Student Features

Infrared Light
drawing of sun and light shining towards Earth
Light comes to us in waves
Light comes to Earth in waves. Some of the waves are long. Some of the waves are short. The waves are all different in their size. We can see some of the waves in the form of color. But other waves we cannot see with our eyes. But we can see them with special cameras.

Infrared light is one of the lights we can see with special cameras. Infrared light shows us how hot things are. It can also show us how cold things are. But it all has to do with heat.

Our bodies give off heat in waves. Animals like dogs and cats give off heat too. With special infrared cameras, you can see the heat. It makes things that are hot look like they are glowing. In infrared light, hot things look bright yellow and orange. Items that are colder, such as an ice cube, are purple or blue.

We use infrared cameras to help us see things. NASA scientists use infrared to help predict weather. Rescue workers use them to find people who need help.

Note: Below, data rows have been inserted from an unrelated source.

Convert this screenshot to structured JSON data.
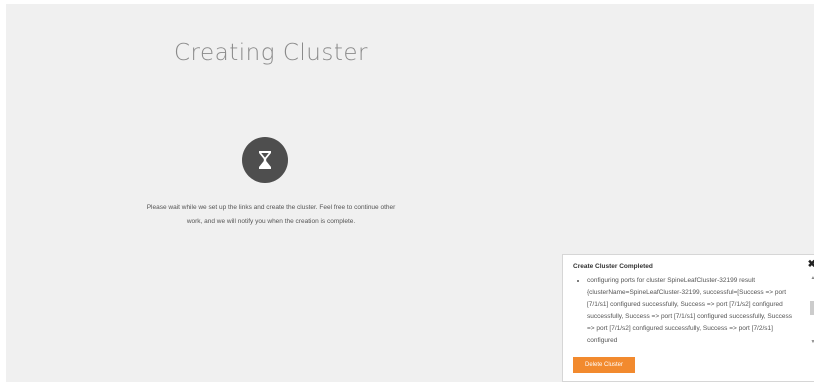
{
  "page": {
    "title": "Creating Cluster",
    "spinner_icon": "hourglass-icon",
    "message_line1": "Please wait while we set up the links and create the cluster. Feel free to continue other",
    "message_line2": "work, and we will notify you when the creation is complete."
  },
  "notification": {
    "title": "Create Cluster Completed",
    "close_icon": "close-icon",
    "items": [
      "configuring ports for cluster SpineLeafCluster-32199 result {clusterName=SpineLeafCluster-32199, successful=[Success => port [7/1/s1] configured successfully, Success => port [7/1/s2] configured successfully, Success => port [7/1/s1] configured successfully, Success => port [7/1/s2] configured successfully, Success => port [7/2/s1] configured"
    ],
    "button_label": "Delete Cluster",
    "scroll_up": "▲",
    "scroll_down": "▼"
  },
  "colors": {
    "background": "#f0f0f0",
    "spinner": "#4e4e4e",
    "button": "#f28a2e"
  }
}
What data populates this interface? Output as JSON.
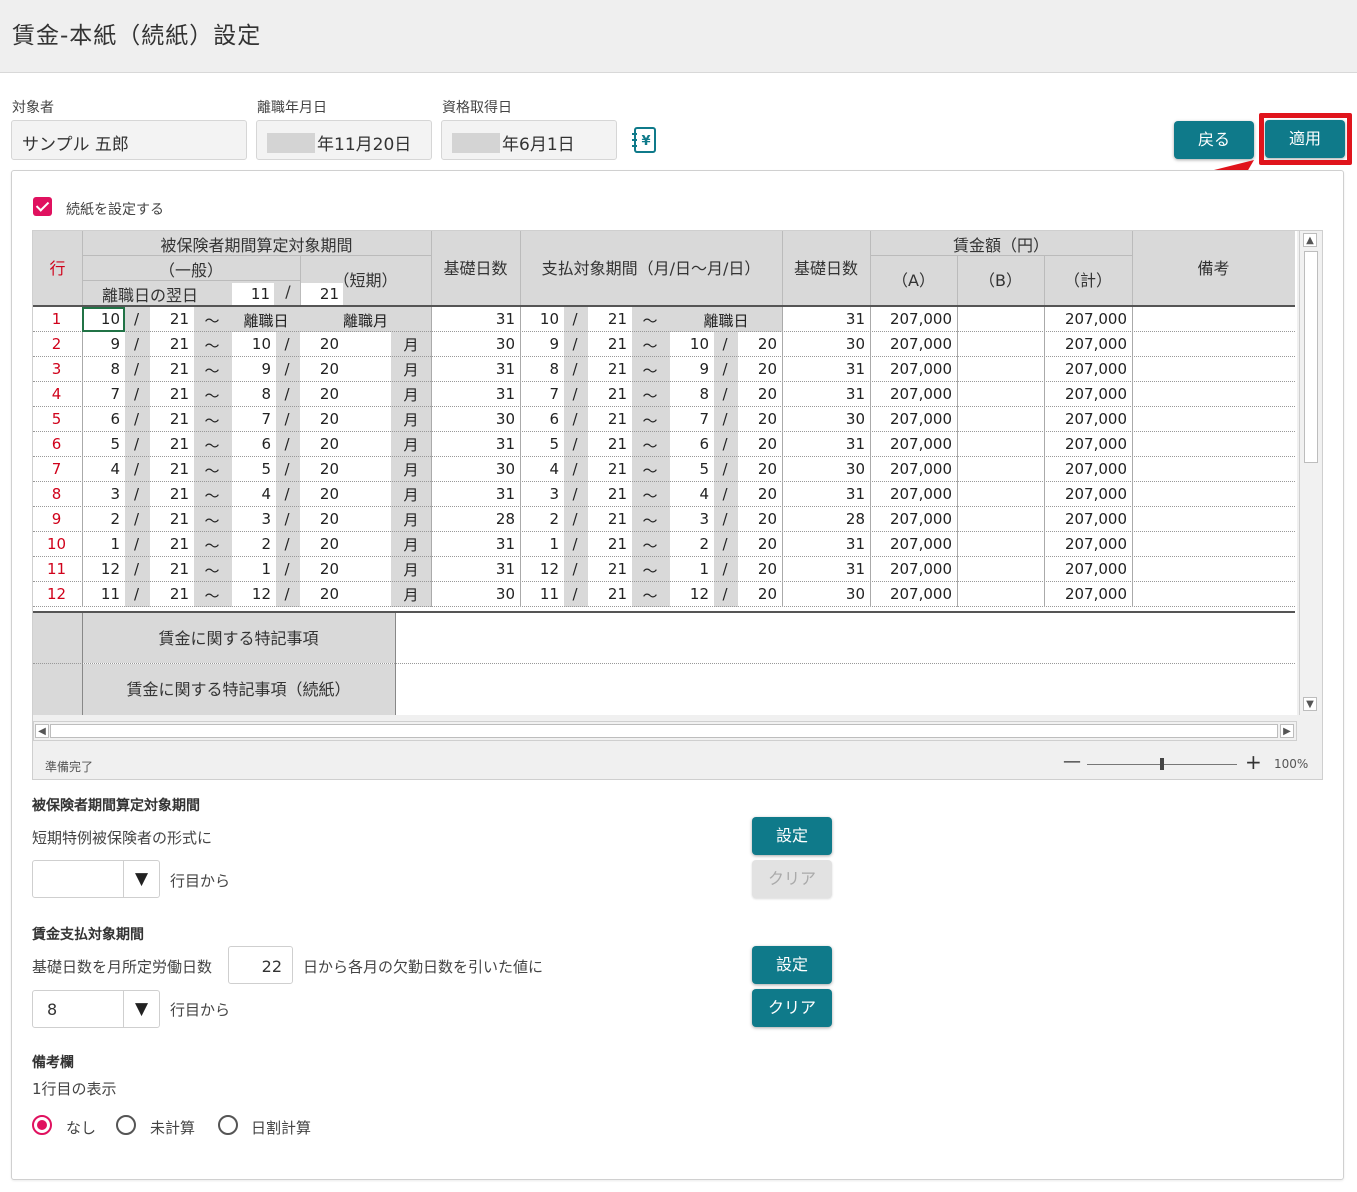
{
  "window": {
    "title": "賃金-本紙（続紙）設定"
  },
  "header": {
    "target_label": "対象者",
    "target_value": "サンプル 五郎",
    "retire_label": "離職年月日",
    "retire_value": "年11月20日",
    "qualify_label": "資格取得日",
    "qualify_value": "年6月1日",
    "back_label": "戻る",
    "apply_label": "適用"
  },
  "continuation": {
    "label": "続紙を設定する",
    "checked": true
  },
  "sheet": {
    "h_period": "被保険者期間算定対象期間",
    "h_general": "（一般）",
    "h_short": "（短期）",
    "h_nextday": "離職日の翌日",
    "h_nextday_m": "11",
    "h_nextday_d": "21",
    "h_row": "行",
    "h_basedays": "基礎日数",
    "h_payperiod": "支払対象期間（月/日～月/日）",
    "h_basedays2": "基礎日数",
    "h_wage": "賃金額（円）",
    "h_a": "（A）",
    "h_b": "（B）",
    "h_total": "（計）",
    "h_note": "備考",
    "retire_day": "離職日",
    "retire_month": "離職月",
    "month_char": "月",
    "slash": "/",
    "tilde": "～",
    "note1": "賃金に関する特記事項",
    "note2": "賃金に関する特記事項（続紙）",
    "rows": [
      {
        "no": "1",
        "gm1": "10",
        "gd1": "21",
        "gm2": "",
        "gd2": "",
        "bd": "31",
        "pm1": "10",
        "pd1": "21",
        "pm2": "",
        "pd2": "",
        "bd2": "31",
        "a": "207,000",
        "b": "",
        "t": "207,000"
      },
      {
        "no": "2",
        "gm1": "9",
        "gd1": "21",
        "gm2": "10",
        "gd2": "20",
        "bd": "30",
        "pm1": "9",
        "pd1": "21",
        "pm2": "10",
        "pd2": "20",
        "bd2": "30",
        "a": "207,000",
        "b": "",
        "t": "207,000"
      },
      {
        "no": "3",
        "gm1": "8",
        "gd1": "21",
        "gm2": "9",
        "gd2": "20",
        "bd": "31",
        "pm1": "8",
        "pd1": "21",
        "pm2": "9",
        "pd2": "20",
        "bd2": "31",
        "a": "207,000",
        "b": "",
        "t": "207,000"
      },
      {
        "no": "4",
        "gm1": "7",
        "gd1": "21",
        "gm2": "8",
        "gd2": "20",
        "bd": "31",
        "pm1": "7",
        "pd1": "21",
        "pm2": "8",
        "pd2": "20",
        "bd2": "31",
        "a": "207,000",
        "b": "",
        "t": "207,000"
      },
      {
        "no": "5",
        "gm1": "6",
        "gd1": "21",
        "gm2": "7",
        "gd2": "20",
        "bd": "30",
        "pm1": "6",
        "pd1": "21",
        "pm2": "7",
        "pd2": "20",
        "bd2": "30",
        "a": "207,000",
        "b": "",
        "t": "207,000"
      },
      {
        "no": "6",
        "gm1": "5",
        "gd1": "21",
        "gm2": "6",
        "gd2": "20",
        "bd": "31",
        "pm1": "5",
        "pd1": "21",
        "pm2": "6",
        "pd2": "20",
        "bd2": "31",
        "a": "207,000",
        "b": "",
        "t": "207,000"
      },
      {
        "no": "7",
        "gm1": "4",
        "gd1": "21",
        "gm2": "5",
        "gd2": "20",
        "bd": "30",
        "pm1": "4",
        "pd1": "21",
        "pm2": "5",
        "pd2": "20",
        "bd2": "30",
        "a": "207,000",
        "b": "",
        "t": "207,000"
      },
      {
        "no": "8",
        "gm1": "3",
        "gd1": "21",
        "gm2": "4",
        "gd2": "20",
        "bd": "31",
        "pm1": "3",
        "pd1": "21",
        "pm2": "4",
        "pd2": "20",
        "bd2": "31",
        "a": "207,000",
        "b": "",
        "t": "207,000"
      },
      {
        "no": "9",
        "gm1": "2",
        "gd1": "21",
        "gm2": "3",
        "gd2": "20",
        "bd": "28",
        "pm1": "2",
        "pd1": "21",
        "pm2": "3",
        "pd2": "20",
        "bd2": "28",
        "a": "207,000",
        "b": "",
        "t": "207,000"
      },
      {
        "no": "10",
        "gm1": "1",
        "gd1": "21",
        "gm2": "2",
        "gd2": "20",
        "bd": "31",
        "pm1": "1",
        "pd1": "21",
        "pm2": "2",
        "pd2": "20",
        "bd2": "31",
        "a": "207,000",
        "b": "",
        "t": "207,000"
      },
      {
        "no": "11",
        "gm1": "12",
        "gd1": "21",
        "gm2": "1",
        "gd2": "20",
        "bd": "31",
        "pm1": "12",
        "pd1": "21",
        "pm2": "1",
        "pd2": "20",
        "bd2": "31",
        "a": "207,000",
        "b": "",
        "t": "207,000"
      },
      {
        "no": "12",
        "gm1": "11",
        "gd1": "21",
        "gm2": "12",
        "gd2": "20",
        "bd": "30",
        "pm1": "11",
        "pd1": "21",
        "pm2": "12",
        "pd2": "20",
        "bd2": "30",
        "a": "207,000",
        "b": "",
        "t": "207,000"
      }
    ]
  },
  "statusbar": {
    "text": "準備完了",
    "zoom": "100%",
    "zoom_level": 0.5
  },
  "section1": {
    "title": "被保険者期間算定対象期間",
    "desc": "短期特例被保険者の形式に",
    "select_value": "",
    "from_row": "行目から",
    "set_label": "設定",
    "clear_label": "クリア"
  },
  "section2": {
    "title": "賃金支払対象期間",
    "desc_pre": "基礎日数を月所定労働日数",
    "days_value": "22",
    "desc_post": "日から各月の欠勤日数を引いた値に",
    "select_value": "8",
    "from_row": "行目から",
    "set_label": "設定",
    "clear_label": "クリア"
  },
  "section3": {
    "title": "備考欄",
    "desc": "1行目の表示",
    "options": [
      "なし",
      "未計算",
      "日割計算"
    ],
    "selected": 0
  },
  "colors": {
    "accent": "#0f7a8a",
    "highlight": "#e0141c",
    "check": "#e0115f"
  },
  "icons": {
    "calc": "calculator-yen-icon",
    "dropdown": "triangle-down-icon"
  }
}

How can we "see" using the Infrared?
Since the primary source of infrared radiation is heat or thermal radiation, any object which has a temperature radiates in the infrared. Even objects that we think of as being very cold, such as an ice cube, emit infrared. When an object is not quite hot enough to radiate visible light, it will emit most of its energy in the infrared. For example, hot charcoal may not give off light but it does emit infrared radiation which we feel as heat. The warmer the object, the more infrared radiation it emits.

A chart showing the electromagnetic spectrum
The Electromagnetic Spectrum

To make infrared pictures, we can use special cameras and film that detect differences in temperature, and then assign different brightness or false colors to them. This provides a picture that our eyes can interpret.

Humans may not be able to see infrared light, but did you know that snakes in the pit viper family, like rattlesnakes, have sensory "pits", which are used to image infrared light? This allows the snake to detect warm blooded animals, even in dark burrows! Snakes with 2 sensory pits are even thought to have some depth perception in the infrared!

Many things besides people and animals emit infrared light - the Earth, the Sun, and far away things like stars and galaxies do also! For a view from Earth orbit, whether we are looking out into space or down at Earth, we can use instruments on board satellites.

What does the Infrared show us?

Building and tree - visible light, and same building and tree on infrared film
Building and tree - visible light, and same building and tree on infrared film
We know that many things emit infrared light. But many things also reflect infrared light, particularly near infrared light. Near infrared radiation is not related to the temperature of the object being photographed - unless the object is very, very hot.

Infrared film 'sees' the object because the Sun (or some other light source) shines infrared light on it and it is reflected or absorbed by the object. You could say that this reflecting or absorbing of infrared helps to determine the object's 'color' - its color being a combination of red, green, blue, and infrared!

This image of a building with a tree and grass shows how Chlorophyll in plants reflect near infrared waves along with visible light waves. Even though we can't see the infrared waves, they are always there. The visible light waves drawn on this picture are green, and the infrared ones are pale red.

To read this entire article, please visit the Imagers Web site.